TVLINE | Why did you decide to make Born Yesterday your Broadway comeback?
Because I love the play. And because [director] Doug Hughes hired Nina [Arianda]. If Doug had hired a famous actress I would have been hesitant. The point of Born Yesterday and the joy of Born Yesterday is Nina Arianda and discovering [her character]. And if you do the play right, then the joy of the play is redefining her every 18 minutes. You think you know who this girl is, and then every 18minutes or so you go, “Wait a minute. Where’d that come from.” That’s what makes the play work. Unfortunately, there aren’t many times in theater when you have someone good enough to pull it off, and we somehow got lucky with Nina.
TVLINE | Was it tough to get back into the eight-shows-a-week grind after doing a TV show for seven years?
No, not at all. I’m at House 17 hours a day.

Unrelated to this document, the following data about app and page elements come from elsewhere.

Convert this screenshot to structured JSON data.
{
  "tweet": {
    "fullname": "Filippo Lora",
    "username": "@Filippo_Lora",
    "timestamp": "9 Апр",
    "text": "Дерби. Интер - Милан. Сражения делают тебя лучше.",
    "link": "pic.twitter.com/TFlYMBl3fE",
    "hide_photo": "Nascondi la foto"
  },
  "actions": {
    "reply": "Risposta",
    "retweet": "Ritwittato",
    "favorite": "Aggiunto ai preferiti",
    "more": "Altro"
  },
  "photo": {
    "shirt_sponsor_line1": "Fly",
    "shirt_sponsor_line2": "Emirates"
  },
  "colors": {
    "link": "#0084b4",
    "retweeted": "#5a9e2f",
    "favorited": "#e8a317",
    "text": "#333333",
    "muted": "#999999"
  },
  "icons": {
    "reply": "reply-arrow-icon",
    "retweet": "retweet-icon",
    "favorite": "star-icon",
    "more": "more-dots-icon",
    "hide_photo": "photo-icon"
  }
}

To go into a theater and do a play and be home by 11 – oh my god, are you kidding? It’s like nothing to me. And when you have two dogs and a two-year-old daughter, that’s a nice schedule. I drive to [the House set] in the dark and I come home in the dark. Sure, theater is tough because you’re not home at night a lot and you work on weekends – every job has its downside. But to do something that you love doing for two hours a night, that’s a pretty sweet gig.
TVLINE | Did you miss it?
Oh my God yes. I almost didn’t do it because of scheduling. I looked at the schedule and said, “This is insane. There’s no way.” I had days highlighted in yellow that I was going to be in L.A., and days highlighted in pink that I was going to be in New York. I looked at my wife and I said, “Forget it. There’s no way. I’ll lose my mind.” And she basically said, “If you don’t do this I’ll kill you. You need this. You need to do something you feel this [passionate] about.” I’ve been [on a high] since the first day of rehearsal. I love this company. I love Doug Hughes, I love the play. I love doing it. I can’t wait to get to work every night. I enjoy every minute of it.
TVLINE | I gather House has been accommodating with the scheduling?
Yes, amazingly so. They were extremely, extremely accommodating and sweet about it. They were great. They moved some things around, and they probably wrote me lighter in the final episodes.
TVLINE | Were you prepared to use the “Olivia Wilde got to take a year off to make a movie” argument if they resisted?
No. When I called I said, “Look, you guys — If this can work, great. If it can’t, there are no hard feelings.” Wilson is many things but he’s not Thirteen. I can’t just go away. Thirteen can disappear; Wilson can’t. The show just isn’t structured that way. He has to be there. It’s the way the show works. [He's like] Carlton the Doorman on Rhoda.
TVLINE | What is Wilson’s arc in these final episodes? Is it mostly him continuing to prop up House?
He’s kind of propping up House. This season has mostly been about House and Cuddy and them trying to make [a relationship] work, which is fine with me. I’ve had a lot of time with my dogs and my daughter. I’m just around to pick up the pieces this season.
TVLINE | Were you disappointed Wilson couldn’t make things work with his ex Sam [Cynthia Watros]?
Yeah. I love Cynthia. Anne Dudek was also great. It’s always sad [when Wilson loses a love interest]. But it’s like when Fonzie gets a girlfriend. You’re like, “She’ll be gone soon.” How long can Pinky Tuscadero stick around?
TVLINE | She’ll be hit by a train or something.
[Laughs] Right. Wilson can’t have a long-term girlfriend. It just doesn’t work.
Thoughts? Can there be a House without Wilson? And are you excited to see Leonard stretch his creative wings in Born Yesterday? Hit the comments!